4.     Improve Study Habits
The best approach is to plan a study schedule to allow ample time for all of your courses.
I. Have a specific study place.
II. Set aside more time for your harder subjects.
III. Take notes as you read and review them with your class notes.
IV. Keep up with all of your assignments--it will make studying for the tests easier.
5.     For Exam Study
I. Select a study method appropriate for the material (i.e., group sessions may be good for discussing ideas for an essay test).
II. If you know you'll have essays and you're aware of what might be asked, make an outline of how you would write it.
III. Review all reading and class notes; make lists or outlines of important facts--dates, names, formulas, and etc.
IV. Create a sample test for yourself. Once you've taken it, go back and concentrate on things you missed or left blank.
V. If you're having trouble remembering material, write it out, recite it, and try to think of associations which will trigger your memory during a test.
VI. Shortly before an exam, glance back over your notes to have the material fresh in your mind.

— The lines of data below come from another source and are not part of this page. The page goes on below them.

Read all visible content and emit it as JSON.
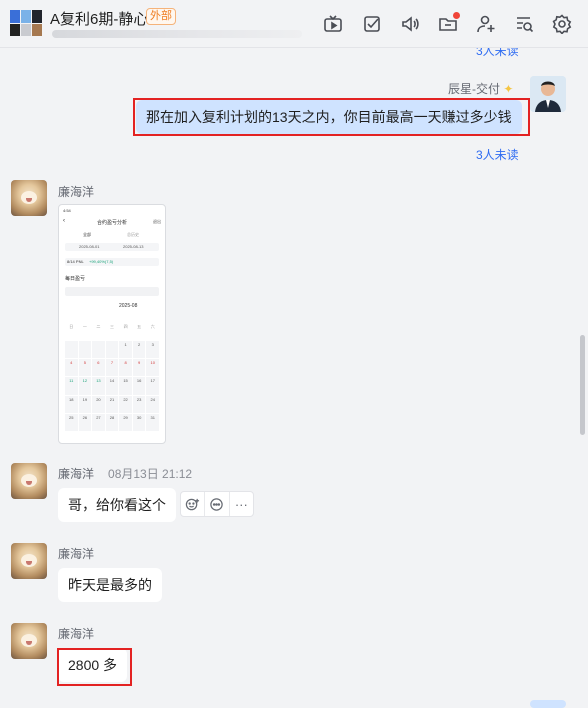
{
  "header": {
    "title": "A复利6期-静心",
    "external_badge": "外部",
    "toolbar": {
      "icons": [
        "tv-icon",
        "check-square-icon",
        "speaker-icon",
        "folder-icon",
        "add-user-icon",
        "chat-search-icon",
        "settings-icon"
      ]
    }
  },
  "messages": [
    {
      "type": "readcount",
      "text": "3人未读"
    },
    {
      "type": "text",
      "sender": "辰星-交付",
      "mine": true,
      "text": "那在加入复利计划的13天之内，你目前最高一天赚过多少钱",
      "read": "3人未读"
    },
    {
      "type": "image",
      "sender": "廉海洋"
    },
    {
      "type": "text",
      "sender": "廉海洋",
      "time": "08月13日 21:12",
      "text": "哥，给你看这个"
    },
    {
      "type": "text",
      "sender": "廉海洋",
      "text": "昨天是最多的"
    },
    {
      "type": "text",
      "sender": "廉海洋",
      "text": "2800 多"
    }
  ],
  "screenshot": {
    "status": "4:54",
    "title": "合约盈亏分析",
    "nav_right": "退出",
    "tabs": [
      "全部",
      "总历史"
    ],
    "date_from": "2025-08-01",
    "date_to": "2025-08-13",
    "pnl_label": "8/14 PNL",
    "pnl_value": "+99,40%(7,5)",
    "section": "每日盈亏",
    "month": "2025-08",
    "weekdays": [
      "日",
      "一",
      "二",
      "三",
      "四",
      "五",
      "六"
    ],
    "calendar": [
      "",
      "",
      "",
      "",
      "1",
      "2",
      "3",
      "4",
      "5",
      "6",
      "7",
      "8",
      "9",
      "10",
      "11",
      "12",
      "13",
      "14",
      "15",
      "16",
      "17",
      "18",
      "19",
      "20",
      "21",
      "22",
      "23",
      "24",
      "25",
      "26",
      "27",
      "28",
      "29",
      "30",
      "31",
      ""
    ]
  },
  "reactions": [
    "emoji-add-icon",
    "comment-icon",
    "more-icon"
  ],
  "colors": {
    "accent": "#2f6cf2",
    "mine_bubble": "#cfe3ff",
    "highlight": "#e32222",
    "badge": "#ef7d22"
  }
}
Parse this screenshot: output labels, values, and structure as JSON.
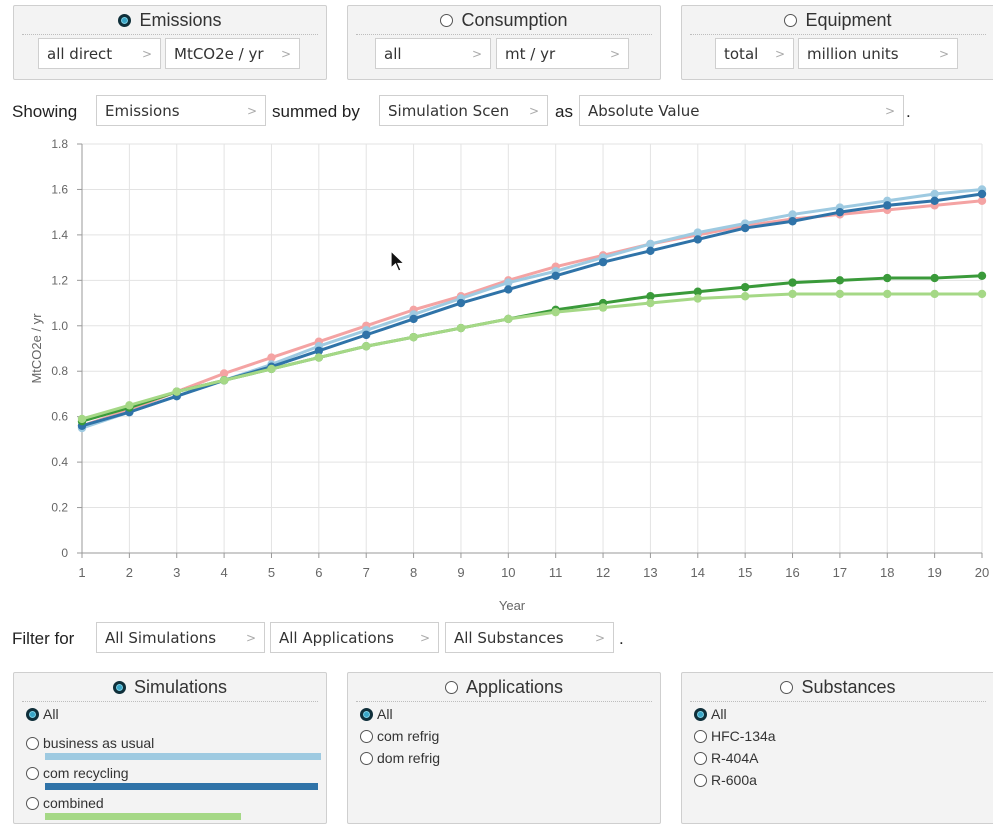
{
  "top_panels": [
    {
      "label": "Emissions",
      "selected": true,
      "dropdowns": [
        "all direct",
        "MtCO2e / yr"
      ]
    },
    {
      "label": "Consumption",
      "selected": false,
      "dropdowns": [
        "all",
        "mt / yr"
      ]
    },
    {
      "label": "Equipment",
      "selected": false,
      "dropdowns": [
        "total",
        "million units"
      ]
    }
  ],
  "showing": {
    "prefix": "Showing",
    "metric": "Emissions",
    "summed_by_label": "summed by",
    "group": "Simulation Scen",
    "as_label": "as",
    "mode": "Absolute Value",
    "period": "."
  },
  "filter": {
    "prefix": "Filter for",
    "simulations": "All Simulations",
    "applications": "All Applications",
    "substances": "All Substances",
    "period": "."
  },
  "bottom_panels": {
    "simulations": {
      "title": "Simulations",
      "selected": true,
      "items": [
        {
          "label": "All",
          "selected": true
        },
        {
          "label": "business as usual",
          "selected": false,
          "color": "#9ecae1",
          "bar_fraction": 1.0
        },
        {
          "label": "com recycling",
          "selected": false,
          "color": "#2f73a8",
          "bar_fraction": 0.99
        },
        {
          "label": "combined",
          "selected": false,
          "color": "#a5d886",
          "bar_fraction": 0.71
        }
      ]
    },
    "applications": {
      "title": "Applications",
      "selected": false,
      "items": [
        {
          "label": "All",
          "selected": true
        },
        {
          "label": "com refrig",
          "selected": false
        },
        {
          "label": "dom refrig",
          "selected": false
        }
      ]
    },
    "substances": {
      "title": "Substances",
      "selected": false,
      "items": [
        {
          "label": "All",
          "selected": true
        },
        {
          "label": "HFC-134a",
          "selected": false
        },
        {
          "label": "R-404A",
          "selected": false
        },
        {
          "label": "R-600a",
          "selected": false
        }
      ]
    }
  },
  "chart_data": {
    "type": "line",
    "xlabel": "Year",
    "ylabel": "MtCO2e / yr",
    "x": [
      1,
      2,
      3,
      4,
      5,
      6,
      7,
      8,
      9,
      10,
      11,
      12,
      13,
      14,
      15,
      16,
      17,
      18,
      19,
      20
    ],
    "xlim": [
      1,
      20
    ],
    "ylim": [
      0,
      1.8
    ],
    "yticks": [
      "0",
      "0.2",
      "0.4",
      "0.6",
      "0.8",
      "1.0",
      "1.2",
      "1.4",
      "1.6",
      "1.8"
    ],
    "grid": true,
    "series": [
      {
        "color": "#f4a3a3",
        "values": [
          0.56,
          0.63,
          0.71,
          0.79,
          0.86,
          0.93,
          1.0,
          1.07,
          1.13,
          1.2,
          1.26,
          1.31,
          1.36,
          1.4,
          1.44,
          1.47,
          1.49,
          1.51,
          1.53,
          1.55
        ]
      },
      {
        "color": "#9ecae1",
        "values": [
          0.55,
          0.62,
          0.69,
          0.76,
          0.83,
          0.91,
          0.98,
          1.05,
          1.12,
          1.19,
          1.24,
          1.3,
          1.36,
          1.41,
          1.45,
          1.49,
          1.52,
          1.55,
          1.58,
          1.6
        ]
      },
      {
        "color": "#2f73a8",
        "values": [
          0.56,
          0.62,
          0.69,
          0.76,
          0.82,
          0.89,
          0.96,
          1.03,
          1.1,
          1.16,
          1.22,
          1.28,
          1.33,
          1.38,
          1.43,
          1.46,
          1.5,
          1.53,
          1.55,
          1.58
        ]
      },
      {
        "color": "#3a9a3a",
        "values": [
          0.58,
          0.64,
          0.71,
          0.76,
          0.81,
          0.86,
          0.91,
          0.95,
          0.99,
          1.03,
          1.07,
          1.1,
          1.13,
          1.15,
          1.17,
          1.19,
          1.2,
          1.21,
          1.21,
          1.22
        ]
      },
      {
        "color": "#a5d886",
        "values": [
          0.59,
          0.65,
          0.71,
          0.76,
          0.81,
          0.86,
          0.91,
          0.95,
          0.99,
          1.03,
          1.06,
          1.08,
          1.1,
          1.12,
          1.13,
          1.14,
          1.14,
          1.14,
          1.14,
          1.14
        ]
      }
    ]
  }
}
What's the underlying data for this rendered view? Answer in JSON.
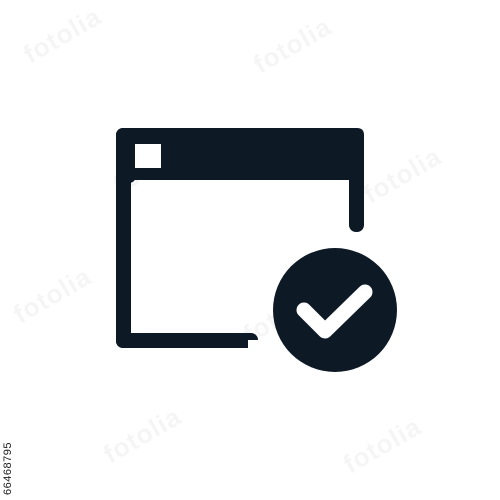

6.     Master Test-Taking Skills
Taking tests can be stressful, and often, even though you know you've studied thoroughly, you may not do well on a test, due to other circumstances. Here are some things that can improve your test-taking skills:
I. Get a good night's sleep the night before.
II. Make a list of things you'll need for the test (i.e., scratch paper, pens, etc.) and put it in a place where you'll be sure to see it before the test.
III. When you receive the exam, write your name on it immediately.
IV. Carefully read or listen to instructions about the test . Many people fail because they jump into tests without following instructions.
V. If you're stumped by a question, skip it and return later.
VI. When you've finished, go back and check your test for blanks and simple mistakes.
VII. Resist the temptation to change an answer--your first impulse is most often right.
VIII. For essay tests, note how much each essay is worth and budget your time accordingly.
IX. Keep your answers simple and to the point; give relevant examples to support your main ideas.
X. For math and science tests, be sure you know how much work you are expected to show when solving problems.
XI. Above all, make sure that you understand the questions on your test. If not, ask your teacher.
© Educational Video Network, Inc. 2005 - www.evndirect.com
Your leading source for curriculum-based educational videos and DVDs.